October 31, 2006
The current study appears in the November 1 Journal of the American Medical Association provides additional evidence that brainstem abnormalities may impair an infant's ability to sense high carbon dioxide and low oxygen levels. Such impairment would put an infant at risk in situations in which they breathe in their own exhaled breath, depriving them of oxygen. The study represents the latest in a body of research begun in the mid 1980's and initiated by study senior author, Hannah Kinney, .M.D. Dr. Kinney is a longtime grantee of the NICHD. In 1983, when she was a fellow in pathology, Dr. Kinney published a study describing subtle scarring on the brainstem of a number of infants who died of SIDS, corroborating isolated observations by other researchers at the time. During the 1990s, Dr. Kinney and her coworkers examined brainstem tissue from SIDS infants, comparing them to brainstem tissue from controls, to determine which of 6 neurotransmitter systems might potentially be involved in the disorder.
The researchers learned that a region at the surface of the brainstem using glutamate and acetylcholine-both neurotransmitters thought to be involved in sensing carbon dioxide levels in the blood-were abnormal in SIDS cases. However, the greatest involvement appeared to be with a wider brainstem network relying on the neurotransmitter serotonin, thought to play an even greater role in regulating breathing. Infants who died of SIDS appeared to have fewer serotonin receptors than did infants who died of other causes. At the time, multiple subtypes of the serotonin receptor had not yet been identified.
In the current study, Drs. Kinney, Paterson, and their colleagues took advantage of more refined methods to examine the pattern of the serotonin receptor 1A subtype. They were also able to count serotonin-using cells, and estimate their prevalence in the brainstem, something that had not been possible previously. In future studies, the researchers plan to examine the role of other serotonin receptor subtypes in both lab animals and in SIDS cases. Moreover, they are also planning to test selective serotonin reuptake inhibitors (SSRIs) in pregnant lab animals, to see if the drugs have an effect on the fetal animals' developing brainstems in regions that are affected in SIDS infants
"Our goal is to find a way-a diagnostic test-to identify these defects in living infants and then find a way to correct these defects by drugs or other means as the infant passes through the first six months of life, the period of greatest risk for SIDS," Dr. Kinney said.

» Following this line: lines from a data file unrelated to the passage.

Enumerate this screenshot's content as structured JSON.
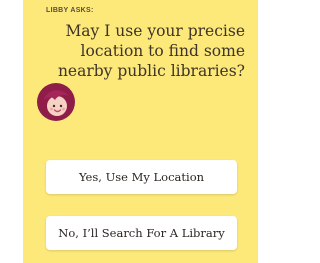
{
  "prompt": {
    "kicker": "LIBBY ASKS:",
    "question": "May I use your precise location to find some nearby public libraries?"
  },
  "actions": {
    "yes_label": "Yes, Use My Location",
    "no_label": "No, I’ll Search For A Library"
  },
  "colors": {
    "panel_background": "#fde97a",
    "button_background": "#ffffff",
    "avatar_hair": "#8e1d4a",
    "avatar_face": "#f7d2c4"
  },
  "icons": {
    "avatar": "libby-avatar-icon"
  }
}
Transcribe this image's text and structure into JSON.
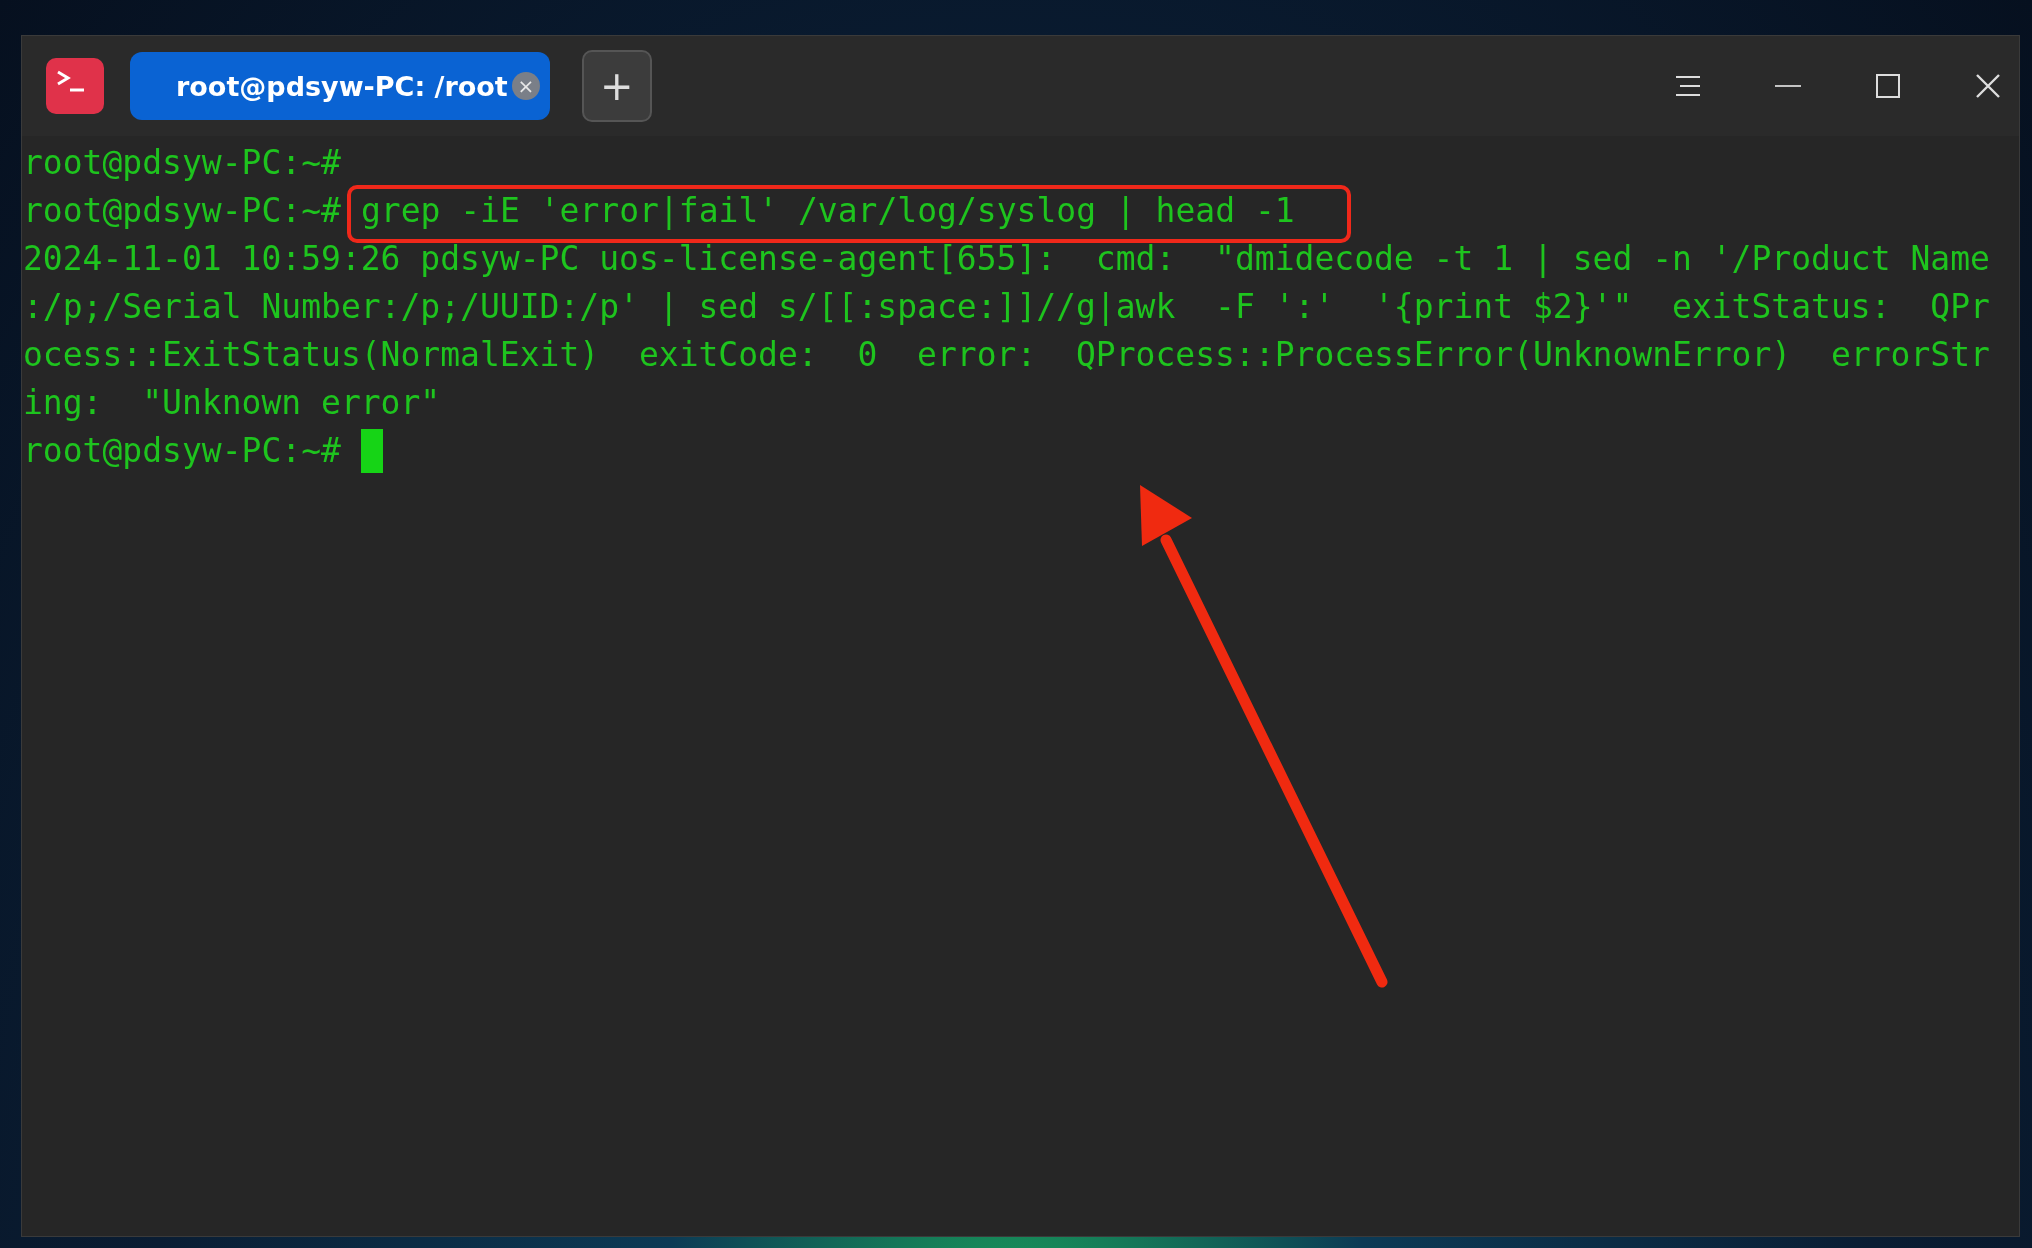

Along with providing funding for Dr. Kinney's laboratory, the NICHD funds a wide range of research projects in sudden infant death syndrome. The Back to Sleep Campaign, which urges parents and caregivers to place infants to sleep on their backs, has greatly reduced the SIDS rate. However, the practice cannot eliminate all SIDS deaths.
"Back sleeping is an intervention for all babies, but we still can't target high risk babies because we can't identify them," said Marian Willinger, PhD. "There are still babies who die of SIDS after being placed on their backs."
The NICHD supports a broad portfolio of SIDS research, which includes research on the brain, biological and behavioral markers of abnormal brain function, along with research on prenatal, genetic, behavioral, and environmental factors that may increase SIDS risk. The NICHD also supports technology development to detect potential abnormalities in infants at risk for SIDS.
"Eventually, we hope to have an understanding of the developmental disease process underlying SIDS, so that we can identify infants at highest risk and provide them with appropriate intervention," Dr. Willinger said.
The NICHD sponsors research on development, before and after birth; maternal, child, and family health; reproductive biology and population issues; and medical rehabilitation. For more information, visit the Web site at http://www.nichd.nih.gov/.
The National Institutes of Health (NIH) — The Nation's Medical Research Agency — includes 27 Institutes and Centers and is a component of the U. S. Department of Health and Human Services. It is the primary federal agency for conducting and supporting basic, clinical, and translational medical research, and it investigates the causes, treatments, and cures for both common and rare diseases. For more information about NIH and its programs, visit http://www.nih.gov.